- [WORK TASK]
Scan the data below and state how many of its lines contain the word "世界模型", giving only the figure.

- [Entries taken from a collection]
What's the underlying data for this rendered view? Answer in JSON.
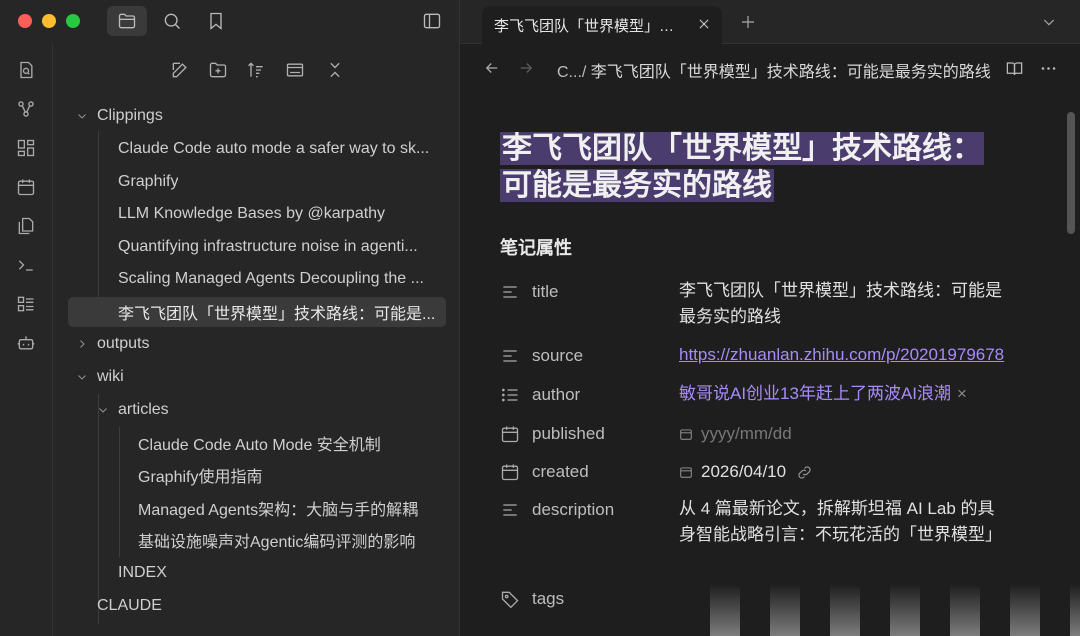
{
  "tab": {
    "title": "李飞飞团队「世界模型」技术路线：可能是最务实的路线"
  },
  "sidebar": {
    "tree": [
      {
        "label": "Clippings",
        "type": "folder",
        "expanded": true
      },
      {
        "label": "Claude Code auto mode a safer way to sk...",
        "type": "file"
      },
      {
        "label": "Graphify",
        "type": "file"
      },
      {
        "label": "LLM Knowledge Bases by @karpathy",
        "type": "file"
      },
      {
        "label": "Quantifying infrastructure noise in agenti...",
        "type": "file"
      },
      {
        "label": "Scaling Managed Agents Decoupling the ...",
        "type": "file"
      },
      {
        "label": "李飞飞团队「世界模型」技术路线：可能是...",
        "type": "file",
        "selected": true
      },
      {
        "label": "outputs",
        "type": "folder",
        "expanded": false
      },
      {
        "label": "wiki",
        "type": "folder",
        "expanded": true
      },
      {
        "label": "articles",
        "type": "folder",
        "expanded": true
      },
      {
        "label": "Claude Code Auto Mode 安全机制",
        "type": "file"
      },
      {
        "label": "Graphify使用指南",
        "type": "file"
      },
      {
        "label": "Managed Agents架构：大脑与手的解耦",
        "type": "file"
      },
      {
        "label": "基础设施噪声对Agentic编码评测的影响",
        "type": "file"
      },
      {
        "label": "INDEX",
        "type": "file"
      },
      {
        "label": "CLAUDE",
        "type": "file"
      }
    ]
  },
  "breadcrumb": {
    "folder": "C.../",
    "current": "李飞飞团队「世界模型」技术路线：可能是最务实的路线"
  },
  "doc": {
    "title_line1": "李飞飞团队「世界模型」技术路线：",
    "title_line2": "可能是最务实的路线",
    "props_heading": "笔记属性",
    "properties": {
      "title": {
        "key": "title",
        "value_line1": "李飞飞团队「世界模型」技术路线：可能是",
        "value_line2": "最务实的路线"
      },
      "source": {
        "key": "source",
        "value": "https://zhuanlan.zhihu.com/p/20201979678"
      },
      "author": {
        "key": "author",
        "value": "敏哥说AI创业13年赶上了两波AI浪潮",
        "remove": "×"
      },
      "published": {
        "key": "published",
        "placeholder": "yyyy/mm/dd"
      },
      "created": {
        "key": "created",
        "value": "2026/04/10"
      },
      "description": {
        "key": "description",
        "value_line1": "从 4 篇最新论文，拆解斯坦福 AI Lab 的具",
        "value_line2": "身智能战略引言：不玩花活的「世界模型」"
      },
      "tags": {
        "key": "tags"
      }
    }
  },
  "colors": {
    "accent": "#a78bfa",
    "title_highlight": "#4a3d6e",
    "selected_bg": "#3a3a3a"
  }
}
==
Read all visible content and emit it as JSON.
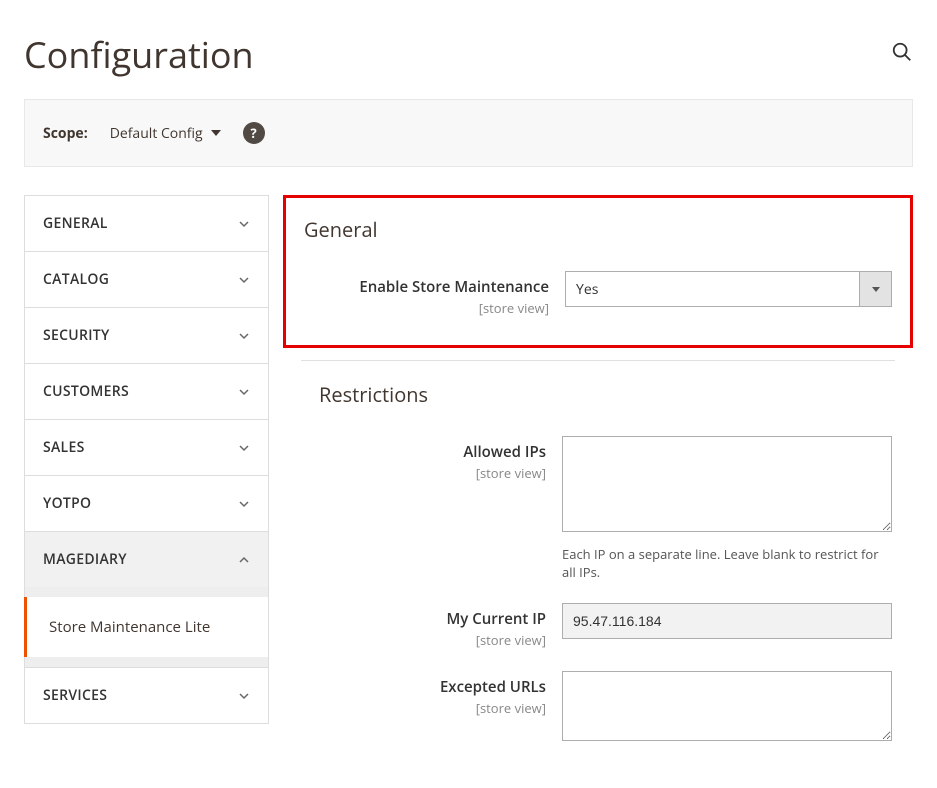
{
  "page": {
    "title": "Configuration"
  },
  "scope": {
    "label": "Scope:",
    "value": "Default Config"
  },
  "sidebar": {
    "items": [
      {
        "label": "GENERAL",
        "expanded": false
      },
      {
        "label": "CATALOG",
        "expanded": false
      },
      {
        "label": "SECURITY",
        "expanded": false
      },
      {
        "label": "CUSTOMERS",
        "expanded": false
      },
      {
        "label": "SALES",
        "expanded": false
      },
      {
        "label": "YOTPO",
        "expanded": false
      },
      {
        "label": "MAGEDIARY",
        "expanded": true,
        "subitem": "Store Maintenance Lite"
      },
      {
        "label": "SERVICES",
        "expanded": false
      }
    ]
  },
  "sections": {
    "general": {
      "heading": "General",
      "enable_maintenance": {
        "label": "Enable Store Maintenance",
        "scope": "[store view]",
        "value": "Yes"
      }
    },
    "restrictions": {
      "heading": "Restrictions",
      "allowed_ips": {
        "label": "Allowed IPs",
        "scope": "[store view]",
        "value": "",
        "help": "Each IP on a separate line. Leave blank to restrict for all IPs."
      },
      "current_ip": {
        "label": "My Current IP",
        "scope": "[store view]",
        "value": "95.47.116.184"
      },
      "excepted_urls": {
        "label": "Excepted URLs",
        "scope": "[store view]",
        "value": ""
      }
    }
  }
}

- [ANSWER SECTION]
6